TASK INSTRUCTIONS: Retype every entry below without pictures.
_____
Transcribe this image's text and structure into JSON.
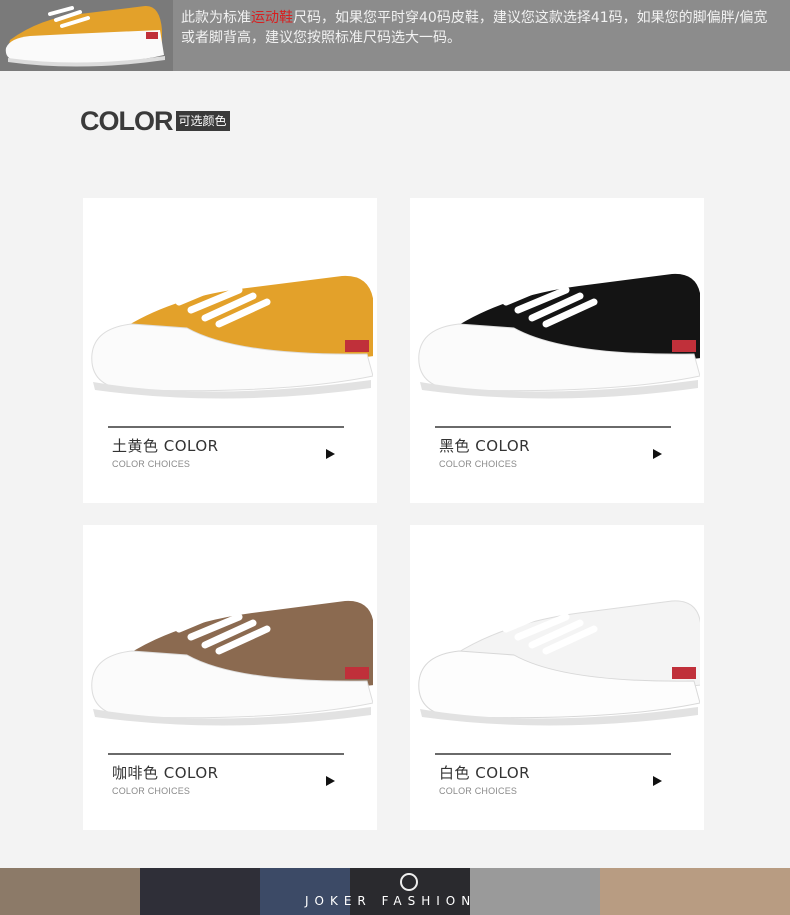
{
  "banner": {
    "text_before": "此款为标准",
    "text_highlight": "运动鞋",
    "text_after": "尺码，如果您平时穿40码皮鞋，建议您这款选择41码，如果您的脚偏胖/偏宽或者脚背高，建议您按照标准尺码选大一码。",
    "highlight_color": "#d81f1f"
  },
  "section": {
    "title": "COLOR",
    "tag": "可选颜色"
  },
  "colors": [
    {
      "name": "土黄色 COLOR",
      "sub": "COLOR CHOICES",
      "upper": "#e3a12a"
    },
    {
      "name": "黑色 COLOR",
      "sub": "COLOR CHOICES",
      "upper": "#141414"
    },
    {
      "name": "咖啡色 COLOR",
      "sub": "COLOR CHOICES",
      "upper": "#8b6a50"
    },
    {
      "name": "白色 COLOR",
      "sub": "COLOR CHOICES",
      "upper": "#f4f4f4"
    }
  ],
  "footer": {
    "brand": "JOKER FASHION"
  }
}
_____
RESPONSE AREA:
Transcribe this image's text and structure into JSON.
{
  "banner": {
    "text_before": "此款为标准",
    "text_highlight": "运动鞋",
    "text_after": "尺码，如果您平时穿40码皮鞋，建议您这款选择41码，如果您的脚偏胖/偏宽或者脚背高，建议您按照标准尺码选大一码。",
    "highlight_color": "#d81f1f"
  },
  "section": {
    "title": "COLOR",
    "tag": "可选颜色"
  },
  "colors": [
    {
      "name": "土黄色 COLOR",
      "sub": "COLOR CHOICES",
      "upper": "#e3a12a"
    },
    {
      "name": "黑色 COLOR",
      "sub": "COLOR CHOICES",
      "upper": "#141414"
    },
    {
      "name": "咖啡色 COLOR",
      "sub": "COLOR CHOICES",
      "upper": "#8b6a50"
    },
    {
      "name": "白色 COLOR",
      "sub": "COLOR CHOICES",
      "upper": "#f4f4f4"
    }
  ],
  "footer": {
    "brand": "JOKER FASHION"
  }
}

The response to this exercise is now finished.